Thomas Evans and William Saunders were indicted for stealing twenty dollars, and five one pound bank notes, the property of Thos.
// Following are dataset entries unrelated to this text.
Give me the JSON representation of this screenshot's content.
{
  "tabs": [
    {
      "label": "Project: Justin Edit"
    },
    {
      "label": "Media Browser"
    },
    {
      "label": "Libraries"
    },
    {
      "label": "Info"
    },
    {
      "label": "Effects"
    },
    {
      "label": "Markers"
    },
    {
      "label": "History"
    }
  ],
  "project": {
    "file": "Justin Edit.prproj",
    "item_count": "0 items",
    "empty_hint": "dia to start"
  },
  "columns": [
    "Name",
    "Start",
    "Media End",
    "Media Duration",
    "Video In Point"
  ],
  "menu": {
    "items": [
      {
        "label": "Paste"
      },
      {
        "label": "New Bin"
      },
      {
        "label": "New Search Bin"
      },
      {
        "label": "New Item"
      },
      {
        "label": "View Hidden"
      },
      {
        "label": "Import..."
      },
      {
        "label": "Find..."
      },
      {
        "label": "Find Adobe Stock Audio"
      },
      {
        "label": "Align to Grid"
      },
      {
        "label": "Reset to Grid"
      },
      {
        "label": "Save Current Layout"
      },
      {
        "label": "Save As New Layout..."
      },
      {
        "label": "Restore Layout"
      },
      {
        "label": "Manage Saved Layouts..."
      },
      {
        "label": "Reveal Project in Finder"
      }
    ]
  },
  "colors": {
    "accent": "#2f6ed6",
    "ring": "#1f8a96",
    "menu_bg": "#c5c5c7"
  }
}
Lewis, in the dwelling house of one of the prisoners (Thomas Evans) on the 27th of July last.[1 ]

It appeared in evidence that the prosecutor was a lodger in Evans's house.  That during his absence an escritoir had been opened, and the property laid in the indictment taken therefrom.  On prosecutor requesting leave to search the house for the property, Evans refused to allow it, unless first provided with a warrant.  A silk handkerchief prosecutor's property, was found on one of the prisoners.

Mr. Rowe, for the defence, contended that that part of the information, which charged the offence of stealing in the dwelling-house of the prisoner Evans, the dwelling-house being his, could not be entertained.  The statute under which the present information was framed, was intended to protect landlords against their lodgers, and not vice versa.

The Chief Justice said that the objection depended entirely on the construction of a new statute of the 7 and 8 Geo. 4, which repealed the 12th of Anne.  As the point, however, appeared on the record, his Honor would not stay the case then to decide upon the point-raised, as if there was any thing in it favorable to the prisoner, it might be mooted at another stage of the proceedings should the Jury go to the length of conviction.  The objection, however, only applied to the case of the prisoner Evans.  His Honor then proceeded to sum up the evidence to the Jury, putting it to them as one depending entirely on circumstances which were much stronger as applied to the case of Saunders, than to that of Evans.  The Jury acquitted both prisoners.  On the motion of the Solicitor General, Evans was remanded to answer to another charge, distinct from the former.


[1 ] See also Sydney Gazette, 8 and 15 September 1828 on another trial of a prisoner with this name.  On the reception of the new criminal laws of England, see Applicability of Criminal Laws Opinion, 1828.

Published by the Division of Law, Macquarie University